_Your objective_
Search the data for "JSON". Return each matching line.

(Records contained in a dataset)
Content starts
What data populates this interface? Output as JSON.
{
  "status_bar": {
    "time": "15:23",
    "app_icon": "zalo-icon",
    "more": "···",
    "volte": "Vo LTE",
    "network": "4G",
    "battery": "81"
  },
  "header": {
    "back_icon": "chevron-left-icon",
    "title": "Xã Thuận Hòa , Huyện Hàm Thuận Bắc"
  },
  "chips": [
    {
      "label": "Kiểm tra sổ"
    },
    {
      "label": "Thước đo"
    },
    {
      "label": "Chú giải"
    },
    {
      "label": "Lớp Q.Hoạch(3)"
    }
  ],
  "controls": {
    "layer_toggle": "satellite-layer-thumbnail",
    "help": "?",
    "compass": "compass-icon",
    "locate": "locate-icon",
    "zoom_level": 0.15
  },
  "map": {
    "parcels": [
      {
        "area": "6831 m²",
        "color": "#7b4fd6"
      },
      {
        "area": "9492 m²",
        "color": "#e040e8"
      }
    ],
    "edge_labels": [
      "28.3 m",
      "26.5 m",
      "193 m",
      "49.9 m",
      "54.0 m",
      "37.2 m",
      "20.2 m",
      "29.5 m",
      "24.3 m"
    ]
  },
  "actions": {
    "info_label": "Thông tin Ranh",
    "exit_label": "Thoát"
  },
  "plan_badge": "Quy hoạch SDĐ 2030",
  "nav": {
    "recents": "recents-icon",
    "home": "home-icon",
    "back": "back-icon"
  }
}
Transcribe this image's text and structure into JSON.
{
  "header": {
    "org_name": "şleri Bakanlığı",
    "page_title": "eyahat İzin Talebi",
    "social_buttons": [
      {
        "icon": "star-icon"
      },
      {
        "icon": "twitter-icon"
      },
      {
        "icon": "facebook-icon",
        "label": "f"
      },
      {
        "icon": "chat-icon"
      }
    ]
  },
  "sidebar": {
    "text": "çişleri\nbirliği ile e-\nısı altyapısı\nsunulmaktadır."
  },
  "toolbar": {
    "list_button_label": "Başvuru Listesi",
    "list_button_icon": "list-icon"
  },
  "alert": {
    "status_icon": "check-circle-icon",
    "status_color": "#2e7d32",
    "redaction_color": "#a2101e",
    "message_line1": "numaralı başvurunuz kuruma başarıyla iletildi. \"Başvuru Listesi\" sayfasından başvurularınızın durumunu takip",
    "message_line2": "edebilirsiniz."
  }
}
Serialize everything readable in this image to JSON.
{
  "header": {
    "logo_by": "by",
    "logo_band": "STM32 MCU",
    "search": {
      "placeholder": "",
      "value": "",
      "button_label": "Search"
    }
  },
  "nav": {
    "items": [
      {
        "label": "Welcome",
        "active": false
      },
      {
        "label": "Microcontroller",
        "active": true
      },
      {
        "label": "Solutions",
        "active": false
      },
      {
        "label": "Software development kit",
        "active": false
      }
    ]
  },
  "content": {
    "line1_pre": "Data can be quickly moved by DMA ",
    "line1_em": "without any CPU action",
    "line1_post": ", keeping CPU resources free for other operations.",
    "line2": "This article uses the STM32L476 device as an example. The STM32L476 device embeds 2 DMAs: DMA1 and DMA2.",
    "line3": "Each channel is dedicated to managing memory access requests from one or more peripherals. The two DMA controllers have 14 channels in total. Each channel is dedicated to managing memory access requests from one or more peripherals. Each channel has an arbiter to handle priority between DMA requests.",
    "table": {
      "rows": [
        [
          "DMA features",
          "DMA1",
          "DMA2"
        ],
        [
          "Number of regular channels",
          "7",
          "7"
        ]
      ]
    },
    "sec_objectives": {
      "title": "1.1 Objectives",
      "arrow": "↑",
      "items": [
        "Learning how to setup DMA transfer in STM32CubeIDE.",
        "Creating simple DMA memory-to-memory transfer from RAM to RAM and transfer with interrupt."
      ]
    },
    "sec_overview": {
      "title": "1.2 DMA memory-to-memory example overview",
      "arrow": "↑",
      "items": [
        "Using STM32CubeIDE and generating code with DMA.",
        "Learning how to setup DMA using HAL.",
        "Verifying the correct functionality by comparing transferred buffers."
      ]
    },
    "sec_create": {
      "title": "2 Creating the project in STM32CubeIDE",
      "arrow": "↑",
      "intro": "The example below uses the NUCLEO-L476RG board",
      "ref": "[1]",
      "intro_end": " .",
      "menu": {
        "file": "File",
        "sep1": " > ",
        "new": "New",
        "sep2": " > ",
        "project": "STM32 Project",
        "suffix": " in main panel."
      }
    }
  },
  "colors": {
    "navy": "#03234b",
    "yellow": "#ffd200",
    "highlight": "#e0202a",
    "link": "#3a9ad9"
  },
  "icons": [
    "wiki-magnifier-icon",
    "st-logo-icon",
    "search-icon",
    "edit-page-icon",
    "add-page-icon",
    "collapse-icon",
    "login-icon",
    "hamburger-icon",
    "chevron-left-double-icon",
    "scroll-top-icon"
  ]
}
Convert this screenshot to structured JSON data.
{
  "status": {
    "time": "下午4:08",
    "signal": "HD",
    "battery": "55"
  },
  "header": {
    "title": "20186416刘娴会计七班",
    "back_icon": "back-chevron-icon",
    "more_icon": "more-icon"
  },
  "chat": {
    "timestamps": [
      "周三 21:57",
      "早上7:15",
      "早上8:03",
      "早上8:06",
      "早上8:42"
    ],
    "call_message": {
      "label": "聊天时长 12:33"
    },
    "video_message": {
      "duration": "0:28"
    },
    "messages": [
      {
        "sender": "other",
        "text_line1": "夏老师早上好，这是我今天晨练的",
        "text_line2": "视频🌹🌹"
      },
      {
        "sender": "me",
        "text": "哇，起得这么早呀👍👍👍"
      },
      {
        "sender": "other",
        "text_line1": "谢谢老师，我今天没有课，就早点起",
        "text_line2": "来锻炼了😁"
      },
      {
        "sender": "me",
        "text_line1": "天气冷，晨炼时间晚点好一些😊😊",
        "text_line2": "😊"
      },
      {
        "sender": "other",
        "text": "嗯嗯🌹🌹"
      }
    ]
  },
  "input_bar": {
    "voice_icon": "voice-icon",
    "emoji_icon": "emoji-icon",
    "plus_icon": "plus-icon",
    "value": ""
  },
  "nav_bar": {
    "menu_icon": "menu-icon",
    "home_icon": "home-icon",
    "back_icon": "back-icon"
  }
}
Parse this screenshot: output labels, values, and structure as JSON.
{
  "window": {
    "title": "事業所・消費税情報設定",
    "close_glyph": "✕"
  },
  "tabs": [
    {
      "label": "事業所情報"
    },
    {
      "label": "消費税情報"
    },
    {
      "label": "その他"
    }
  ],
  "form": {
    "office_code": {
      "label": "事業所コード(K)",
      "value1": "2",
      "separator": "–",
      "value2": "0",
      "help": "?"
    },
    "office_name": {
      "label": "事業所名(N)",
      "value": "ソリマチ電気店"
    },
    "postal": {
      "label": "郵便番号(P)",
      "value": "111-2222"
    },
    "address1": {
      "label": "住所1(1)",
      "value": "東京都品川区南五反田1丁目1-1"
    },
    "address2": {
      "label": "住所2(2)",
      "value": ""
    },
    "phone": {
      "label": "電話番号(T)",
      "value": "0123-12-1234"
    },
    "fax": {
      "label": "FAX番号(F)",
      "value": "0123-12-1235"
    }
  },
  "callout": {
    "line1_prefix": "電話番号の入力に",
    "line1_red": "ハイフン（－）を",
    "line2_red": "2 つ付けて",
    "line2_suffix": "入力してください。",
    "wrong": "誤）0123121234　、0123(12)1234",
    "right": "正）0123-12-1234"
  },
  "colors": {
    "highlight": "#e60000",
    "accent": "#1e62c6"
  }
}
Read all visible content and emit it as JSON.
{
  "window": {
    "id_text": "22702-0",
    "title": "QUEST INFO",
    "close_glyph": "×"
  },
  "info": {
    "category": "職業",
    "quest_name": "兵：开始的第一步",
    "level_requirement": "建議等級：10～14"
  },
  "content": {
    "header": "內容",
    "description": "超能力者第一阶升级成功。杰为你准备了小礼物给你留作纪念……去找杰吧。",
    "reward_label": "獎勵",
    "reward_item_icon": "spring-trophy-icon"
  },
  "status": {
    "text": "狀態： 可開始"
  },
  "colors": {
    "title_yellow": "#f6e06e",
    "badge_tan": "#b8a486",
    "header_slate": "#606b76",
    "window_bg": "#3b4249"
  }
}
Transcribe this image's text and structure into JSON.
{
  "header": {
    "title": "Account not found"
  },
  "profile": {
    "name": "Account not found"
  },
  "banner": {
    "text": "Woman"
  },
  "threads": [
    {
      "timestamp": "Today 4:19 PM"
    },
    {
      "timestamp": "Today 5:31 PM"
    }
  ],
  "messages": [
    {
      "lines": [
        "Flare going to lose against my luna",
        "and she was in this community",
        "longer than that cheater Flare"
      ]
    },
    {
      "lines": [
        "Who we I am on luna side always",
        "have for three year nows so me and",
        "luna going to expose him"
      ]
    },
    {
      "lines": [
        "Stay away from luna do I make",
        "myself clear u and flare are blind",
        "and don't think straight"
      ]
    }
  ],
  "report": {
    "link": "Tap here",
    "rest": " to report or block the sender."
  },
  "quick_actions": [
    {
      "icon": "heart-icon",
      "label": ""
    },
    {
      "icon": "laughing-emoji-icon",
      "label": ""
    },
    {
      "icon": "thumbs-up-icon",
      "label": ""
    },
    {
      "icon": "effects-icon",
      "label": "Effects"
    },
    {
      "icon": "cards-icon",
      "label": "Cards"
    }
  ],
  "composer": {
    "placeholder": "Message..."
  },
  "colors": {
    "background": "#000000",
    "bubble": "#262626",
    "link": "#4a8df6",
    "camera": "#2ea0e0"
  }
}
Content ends
_Exercise result_
What data populates this interface? Output as JSON.
Transcribe this image's text and structure into JSON.
Serialize everything readable in this image to JSON.
Convert this screenshot to structured JSON data.
Parse this screenshot: output labels, values, and structure as JSON.
Read all visible content and emit it as JSON.
Transcribe this image's text and structure into JSON.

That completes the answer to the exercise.